Today is the 60th anniversary of the iconic Fender Stratocaster electric guitar, the instrument that in the hands of Buddy Holly, Jimi Hendrix, Eric Clapton, Stevie Ray Vaughan, Mark Knopfler, Buddy Guy, Hank B. Marvin, and many other virtuosi, shaped and guided rock music ever since. To celebrate the day, we are reprinting the tribute by Corey Greenberg, himself a Strat player, to the guitar's inventor, the late Leo Fender, that was published in our June 1991 issue.—Ed.
Wes Phillips Posted: Mar 03, 1998 0 comments
ARTURO DELMONI & NATHANIEL ROSEN: Music for a Glass Bead Game
J.S. Bach: Two-Part Inventions 1, 3, 6, 7, 9, 10, 13. Kodály: Duo for Violin & Cello. Giordani: Duetto II. Martinu: Duo for Violin & Cello. Handel: Passacaglia
Arturo Delmoni, violin; Nathaniel Rosen, cello
John Marks Records JMR 15 (CD). John Marks, prod.; Jerry Bruck, eng. DDD. TT: 62:34
Kalman Rubinson Posted: Nov 29, 2004 Published: Nov 27, 2004 0 comments
For months now, I've been beating the drum for full-range center-channel speakers, to reproduce recordings with a true center-channel signal. There are many reasons for this.
Barry Willis Posted: Jun 06, 2010 Published: Feb 06, 1995 0 comments

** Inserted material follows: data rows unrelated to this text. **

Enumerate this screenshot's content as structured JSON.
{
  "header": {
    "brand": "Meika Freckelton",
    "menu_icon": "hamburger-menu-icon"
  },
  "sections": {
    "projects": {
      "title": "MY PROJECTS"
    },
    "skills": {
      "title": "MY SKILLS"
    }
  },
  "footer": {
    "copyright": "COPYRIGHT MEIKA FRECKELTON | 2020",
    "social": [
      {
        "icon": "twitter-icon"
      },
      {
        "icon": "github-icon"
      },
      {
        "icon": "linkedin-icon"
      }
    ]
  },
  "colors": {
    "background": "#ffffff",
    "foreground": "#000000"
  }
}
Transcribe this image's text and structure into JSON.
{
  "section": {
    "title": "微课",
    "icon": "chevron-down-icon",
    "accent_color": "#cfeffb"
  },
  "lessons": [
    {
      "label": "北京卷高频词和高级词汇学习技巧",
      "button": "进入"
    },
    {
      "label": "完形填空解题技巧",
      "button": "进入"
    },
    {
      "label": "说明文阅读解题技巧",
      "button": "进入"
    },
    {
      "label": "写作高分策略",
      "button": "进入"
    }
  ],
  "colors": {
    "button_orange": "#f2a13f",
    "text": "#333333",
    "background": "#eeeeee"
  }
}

Wandering through Tower Records the other night, I was struck by the amazing diversity of music available to us. There's music from every part of the globe, for every taste and interest, from "show-me-the-good-parts" compilations of classical highlights to obscure releases by unknown artists. There's music for the ecstatic, music for the angry, music for the straight, the gay, the bent, and the twisted. The subcategories replicate like rabbits, as if in a demographer's nightmare. Genus spawn species, which quickly mutates into subspecies, race, tribe: cult begets subcult.
John Atkinson Posted: Jun 26, 2009 Published: Sep 26, 2008 0 comments
In June 2007, I again recorded Minnesotan male choir Cantus live on location, this time in the glorious acoustic of Sauder Concert Hall at Goshen College, in Goshen, Indiana. The resultant CD, While You Are Alive (Cantus CTS-1208), is the eighth I have engineered of the group; it is a collection of 20th- and 21st-century works that explores, illuminates, and celebrates all stages of life, from birth to death.
Stereophile Staff Posted: Jun 26, 2009 Published: Dec 26, 2007 1 comments
Stereophile's seventh CD of Minnesotan male choir Cantus, called with delightful originality Cantus (CTS1207) and recorded at 88.2kHz with 24-bit resolution, is now available from our e-commerce page, for $16.95 plus S&H.
John Atkinson Posted: Jan 09, 2002 0 comments
Just who were these guys?—Wes Phillips
John Atkinson Posted: Sep 03, 1989 0 comments
Why had a high-end hi-fi magazine felt the need to produce a classical LP when the thrust of real record companies in 1989 is almost exclusively toward CD and cassette? Why did the magazine's editors think they had a better chance than most experienced professional engineers in making a record with audiophile sound quality? Were they guilty of hubris in thinking that the many years between them spent practicing the profession of critic would qualify them as record producers?
John Atkinson Posted: Jul 18, 2004 Published: Aug 01, 2004 0 comments
The upbeat is the most magic moment in classical music making. Before the conductor brings down his baton for the downbeat, anything and everything are possible in the musical journey that is about to begin. And the upbeat to Mozart's sublime Clarinet Concerto that conductor Robert Bailey was about to give in London's Henry Wood Hall last November gave me an extra frisson—as producer of the recording sessions, I would have to pronounce instant judgment on everything I was about to hear.

Pages

X
Enter your Stereophile.com username.
Enter the password that accompanies your username.
Loading